André Kertész Exhibit at the Jeu de Paume
I finally managed to see the André Kertész photo exhibition presented at the Jeu de Paume until February 6, 2011. Although Kertész donated all his negatives to the French state when he passed away in 1985, it is actually the first real retrospective of his work in Europe. The exhibition presents a large number of original prints covering the various periods of his life, from Hungary where he was born, to Paris where he became a leading figure in avant-garde photography in the late 1920's, through to New York where he lived for almost 50 years.
I found the first part of the exhibit quite intriguing. Kertész's early work was printed in a very small format, sometimes no larger than 5 cm (2 inches) high or wide. Those prints are so small that magnifying glasses are made available to see the details of the images. Being forced to be so close gave me a very intimate impression, almost like I was entering the image itself. The rest of his work was printed on larger formats, which I must admit, was easier to see and enjoy.
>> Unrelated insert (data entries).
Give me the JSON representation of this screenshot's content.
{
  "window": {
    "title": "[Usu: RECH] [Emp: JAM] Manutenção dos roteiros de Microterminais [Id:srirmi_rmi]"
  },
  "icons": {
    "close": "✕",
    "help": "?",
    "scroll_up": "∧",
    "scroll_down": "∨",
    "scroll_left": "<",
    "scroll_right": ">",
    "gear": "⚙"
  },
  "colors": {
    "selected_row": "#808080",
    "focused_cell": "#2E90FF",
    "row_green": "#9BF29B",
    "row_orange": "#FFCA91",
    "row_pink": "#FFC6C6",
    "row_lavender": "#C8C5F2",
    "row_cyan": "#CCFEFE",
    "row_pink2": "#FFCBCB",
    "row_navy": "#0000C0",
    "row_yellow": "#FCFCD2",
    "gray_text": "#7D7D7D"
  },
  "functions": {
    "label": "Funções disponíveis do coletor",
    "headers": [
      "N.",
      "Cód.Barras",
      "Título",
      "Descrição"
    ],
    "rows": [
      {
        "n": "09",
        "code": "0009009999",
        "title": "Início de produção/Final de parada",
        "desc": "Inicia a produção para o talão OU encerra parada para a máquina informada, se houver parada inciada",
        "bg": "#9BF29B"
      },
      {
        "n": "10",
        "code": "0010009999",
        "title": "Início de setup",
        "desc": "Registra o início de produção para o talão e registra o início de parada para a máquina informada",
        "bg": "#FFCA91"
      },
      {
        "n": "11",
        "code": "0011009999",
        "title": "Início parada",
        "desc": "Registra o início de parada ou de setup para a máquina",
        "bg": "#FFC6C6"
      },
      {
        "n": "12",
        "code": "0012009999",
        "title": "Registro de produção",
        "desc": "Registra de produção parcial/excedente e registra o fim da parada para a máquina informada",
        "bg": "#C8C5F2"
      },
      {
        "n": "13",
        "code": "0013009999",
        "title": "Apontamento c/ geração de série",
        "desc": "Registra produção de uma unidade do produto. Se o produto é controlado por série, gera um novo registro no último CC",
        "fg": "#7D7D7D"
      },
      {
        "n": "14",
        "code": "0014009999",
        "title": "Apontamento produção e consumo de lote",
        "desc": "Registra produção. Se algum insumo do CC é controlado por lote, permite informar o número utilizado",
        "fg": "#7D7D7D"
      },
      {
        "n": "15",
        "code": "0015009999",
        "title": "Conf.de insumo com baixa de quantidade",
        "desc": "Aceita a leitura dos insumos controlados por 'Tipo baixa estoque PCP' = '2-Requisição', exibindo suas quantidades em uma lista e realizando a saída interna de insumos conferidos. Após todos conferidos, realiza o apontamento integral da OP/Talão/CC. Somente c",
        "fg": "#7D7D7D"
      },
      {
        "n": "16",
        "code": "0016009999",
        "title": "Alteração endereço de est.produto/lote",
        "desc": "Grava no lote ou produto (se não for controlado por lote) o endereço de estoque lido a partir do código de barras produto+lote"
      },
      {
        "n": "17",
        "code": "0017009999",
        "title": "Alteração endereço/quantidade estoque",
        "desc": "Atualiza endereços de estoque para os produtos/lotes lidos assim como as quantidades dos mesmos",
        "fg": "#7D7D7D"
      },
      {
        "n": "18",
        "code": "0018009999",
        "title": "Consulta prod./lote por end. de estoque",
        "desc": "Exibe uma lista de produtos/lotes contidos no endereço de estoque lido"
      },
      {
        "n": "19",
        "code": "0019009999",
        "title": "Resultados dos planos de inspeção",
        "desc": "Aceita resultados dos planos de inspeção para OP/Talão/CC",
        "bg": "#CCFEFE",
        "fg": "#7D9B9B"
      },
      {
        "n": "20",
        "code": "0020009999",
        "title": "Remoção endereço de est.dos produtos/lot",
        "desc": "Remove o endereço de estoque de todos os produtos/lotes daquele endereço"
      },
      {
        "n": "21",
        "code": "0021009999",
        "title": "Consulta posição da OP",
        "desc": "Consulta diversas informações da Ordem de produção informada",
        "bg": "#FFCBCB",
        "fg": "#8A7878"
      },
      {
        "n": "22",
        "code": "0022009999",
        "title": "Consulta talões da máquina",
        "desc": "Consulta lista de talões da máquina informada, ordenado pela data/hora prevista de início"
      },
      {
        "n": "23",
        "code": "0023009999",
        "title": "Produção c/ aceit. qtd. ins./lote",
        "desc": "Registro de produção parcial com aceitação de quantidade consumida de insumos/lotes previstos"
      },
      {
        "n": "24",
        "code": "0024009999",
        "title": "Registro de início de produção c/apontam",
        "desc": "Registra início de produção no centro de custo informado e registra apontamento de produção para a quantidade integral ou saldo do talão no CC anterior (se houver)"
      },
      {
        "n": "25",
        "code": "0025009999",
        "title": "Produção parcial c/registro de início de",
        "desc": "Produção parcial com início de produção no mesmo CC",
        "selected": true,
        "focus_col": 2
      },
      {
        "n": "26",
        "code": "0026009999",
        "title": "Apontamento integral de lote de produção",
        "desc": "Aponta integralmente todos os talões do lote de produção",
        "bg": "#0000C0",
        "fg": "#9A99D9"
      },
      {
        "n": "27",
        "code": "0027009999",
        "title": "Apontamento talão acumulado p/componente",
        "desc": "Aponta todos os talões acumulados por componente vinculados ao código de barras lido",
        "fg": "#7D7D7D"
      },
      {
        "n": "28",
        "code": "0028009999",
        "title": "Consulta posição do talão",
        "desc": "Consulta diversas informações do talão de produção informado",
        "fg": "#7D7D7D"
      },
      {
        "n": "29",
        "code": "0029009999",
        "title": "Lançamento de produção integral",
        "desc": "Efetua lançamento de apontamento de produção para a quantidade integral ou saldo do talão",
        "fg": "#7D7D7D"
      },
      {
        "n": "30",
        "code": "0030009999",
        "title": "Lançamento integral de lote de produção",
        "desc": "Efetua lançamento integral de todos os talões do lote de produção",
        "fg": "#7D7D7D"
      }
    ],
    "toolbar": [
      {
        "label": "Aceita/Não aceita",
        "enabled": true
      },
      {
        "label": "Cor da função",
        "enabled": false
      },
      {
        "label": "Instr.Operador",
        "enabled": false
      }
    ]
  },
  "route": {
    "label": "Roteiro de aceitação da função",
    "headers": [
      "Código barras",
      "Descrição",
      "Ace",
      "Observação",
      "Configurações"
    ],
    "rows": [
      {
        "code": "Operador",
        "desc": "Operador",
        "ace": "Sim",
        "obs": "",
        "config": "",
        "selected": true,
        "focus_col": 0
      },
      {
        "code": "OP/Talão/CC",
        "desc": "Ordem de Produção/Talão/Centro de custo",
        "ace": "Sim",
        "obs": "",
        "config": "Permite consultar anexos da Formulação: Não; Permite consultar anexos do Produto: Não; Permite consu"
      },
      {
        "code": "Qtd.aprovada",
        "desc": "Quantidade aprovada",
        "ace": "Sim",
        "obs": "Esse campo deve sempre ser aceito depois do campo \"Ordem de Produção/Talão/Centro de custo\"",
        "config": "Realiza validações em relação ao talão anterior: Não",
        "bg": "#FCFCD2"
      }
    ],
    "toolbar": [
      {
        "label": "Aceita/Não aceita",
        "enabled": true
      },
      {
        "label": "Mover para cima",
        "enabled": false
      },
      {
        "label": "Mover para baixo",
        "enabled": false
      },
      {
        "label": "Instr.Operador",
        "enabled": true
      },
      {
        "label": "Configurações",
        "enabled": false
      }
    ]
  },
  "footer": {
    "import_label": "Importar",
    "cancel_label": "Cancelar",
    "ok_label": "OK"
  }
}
Kertész became a master at finding the strangeness out of ordinary scenes, producing evocative images rather than documentary ones. He enjoyed capturing fleeting moments and did comprehensive work on mirrored images, doubles, shadows and reflections. The streets also became his favourite source of inspiration and some of his work can be considered in the same vein as Doisneau, Cartier Bresson or Willy Ronis.
The variety of his work and the length of his career made Kertész one of the most important photographers of the last century. 25 years after his death, it is good to see a retrospective of his work in the heart of Paris, a city of which he was particularly fond.
Saturday, 5 February 2011
Jeu de Paume, 1 place de la Concorde, 75008 Paris. Métro Concorde.
Open: Tuesday from 12:00 to 21:00, Wednesday-Friday: from 12:00 to 19:00, Saturday and Sunday: from 10:00 to 19:00. Closed Monday.
About the Author
Sophie has been a photographer, educator and traveller for most of her adult life. She founded Better Paris Photos in 2008 (which became Better Travel Photos in 2014) to deliver exceptional photography experiences to travellers.